# [SOURCE DATA]
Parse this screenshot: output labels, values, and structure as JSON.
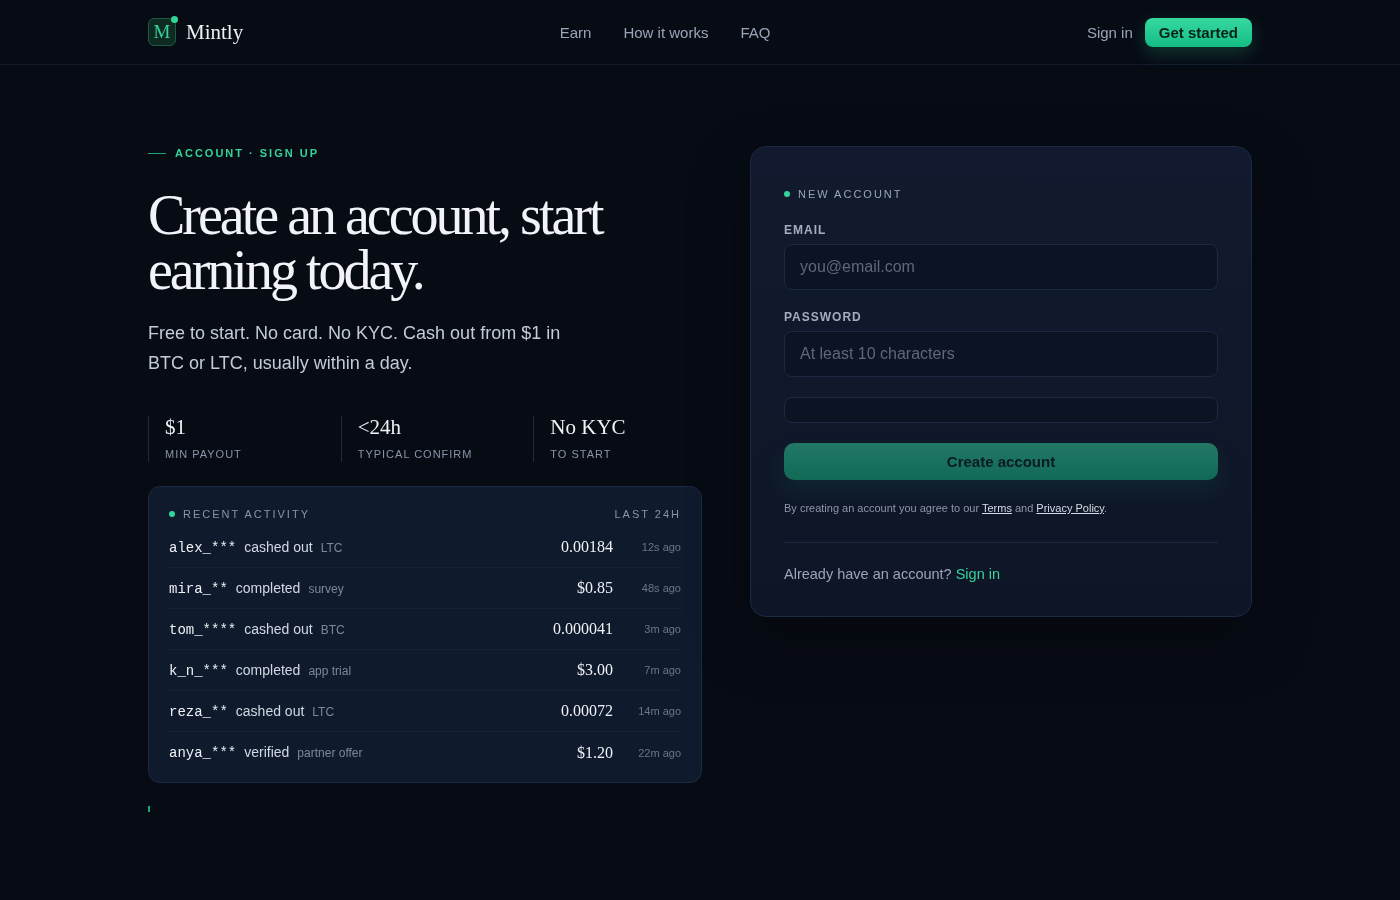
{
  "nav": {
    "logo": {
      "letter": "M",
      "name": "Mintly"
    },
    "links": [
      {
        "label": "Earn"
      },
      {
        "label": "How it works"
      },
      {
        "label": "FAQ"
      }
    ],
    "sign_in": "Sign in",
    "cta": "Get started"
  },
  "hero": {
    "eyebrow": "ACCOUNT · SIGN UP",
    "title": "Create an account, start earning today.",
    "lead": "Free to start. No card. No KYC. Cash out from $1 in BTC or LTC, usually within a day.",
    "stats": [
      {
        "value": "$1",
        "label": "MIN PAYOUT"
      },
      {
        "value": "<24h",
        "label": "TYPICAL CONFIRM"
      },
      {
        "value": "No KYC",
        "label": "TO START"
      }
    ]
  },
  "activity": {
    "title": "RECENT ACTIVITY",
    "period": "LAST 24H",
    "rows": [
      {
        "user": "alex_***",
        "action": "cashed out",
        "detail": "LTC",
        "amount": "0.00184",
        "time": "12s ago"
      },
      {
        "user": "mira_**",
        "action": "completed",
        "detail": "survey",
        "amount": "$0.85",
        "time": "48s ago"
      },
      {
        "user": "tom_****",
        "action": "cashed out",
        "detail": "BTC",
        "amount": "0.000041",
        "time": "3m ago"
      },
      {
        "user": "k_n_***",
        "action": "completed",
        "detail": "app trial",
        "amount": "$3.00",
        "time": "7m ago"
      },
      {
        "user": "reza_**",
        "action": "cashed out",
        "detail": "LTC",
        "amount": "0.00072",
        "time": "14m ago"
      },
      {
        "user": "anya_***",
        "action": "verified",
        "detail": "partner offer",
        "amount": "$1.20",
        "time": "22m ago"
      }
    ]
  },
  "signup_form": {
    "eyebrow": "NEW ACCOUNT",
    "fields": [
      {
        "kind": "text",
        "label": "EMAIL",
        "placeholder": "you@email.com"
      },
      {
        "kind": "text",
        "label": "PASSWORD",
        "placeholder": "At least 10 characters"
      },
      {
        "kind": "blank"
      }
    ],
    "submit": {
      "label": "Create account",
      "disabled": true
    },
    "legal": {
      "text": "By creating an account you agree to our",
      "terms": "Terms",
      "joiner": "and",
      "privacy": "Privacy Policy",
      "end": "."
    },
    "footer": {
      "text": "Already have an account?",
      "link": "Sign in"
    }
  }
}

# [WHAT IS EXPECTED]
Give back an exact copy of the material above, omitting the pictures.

# [ANSWER SPACE]
Parse this screenshot: output labels, values, and structure as JSON.
{
  "nav": {
    "logo": {
      "letter": "M",
      "name": "Mintly"
    },
    "links": [
      {
        "label": "Earn"
      },
      {
        "label": "How it works"
      },
      {
        "label": "FAQ"
      }
    ],
    "sign_in": "Sign in",
    "cta": "Get started"
  },
  "hero": {
    "eyebrow": "ACCOUNT · SIGN UP",
    "title": "Create an account, start earning today.",
    "lead": "Free to start. No card. No KYC. Cash out from $1 in BTC or LTC, usually within a day.",
    "stats": [
      {
        "value": "$1",
        "label": "MIN PAYOUT"
      },
      {
        "value": "<24h",
        "label": "TYPICAL CONFIRM"
      },
      {
        "value": "No KYC",
        "label": "TO START"
      }
    ]
  },
  "activity": {
    "title": "RECENT ACTIVITY",
    "period": "LAST 24H",
    "rows": [
      {
        "user": "alex_***",
        "action": "cashed out",
        "detail": "LTC",
        "amount": "0.00184",
        "time": "12s ago"
      },
      {
        "user": "mira_**",
        "action": "completed",
        "detail": "survey",
        "amount": "$0.85",
        "time": "48s ago"
      },
      {
        "user": "tom_****",
        "action": "cashed out",
        "detail": "BTC",
        "amount": "0.000041",
        "time": "3m ago"
      },
      {
        "user": "k_n_***",
        "action": "completed",
        "detail": "app trial",
        "amount": "$3.00",
        "time": "7m ago"
      },
      {
        "user": "reza_**",
        "action": "cashed out",
        "detail": "LTC",
        "amount": "0.00072",
        "time": "14m ago"
      },
      {
        "user": "anya_***",
        "action": "verified",
        "detail": "partner offer",
        "amount": "$1.20",
        "time": "22m ago"
      }
    ]
  },
  "signup_form": {
    "eyebrow": "NEW ACCOUNT",
    "fields": [
      {
        "kind": "text",
        "label": "EMAIL",
        "placeholder": "you@email.com"
      },
      {
        "kind": "text",
        "label": "PASSWORD",
        "placeholder": "At least 10 characters"
      },
      {
        "kind": "blank"
      }
    ],
    "submit": {
      "label": "Create account",
      "disabled": true
    },
    "legal": {
      "text": "By creating an account you agree to our",
      "terms": "Terms",
      "joiner": "and",
      "privacy": "Privacy Policy",
      "end": "."
    },
    "footer": {
      "text": "Already have an account?",
      "link": "Sign in"
    }
  }
}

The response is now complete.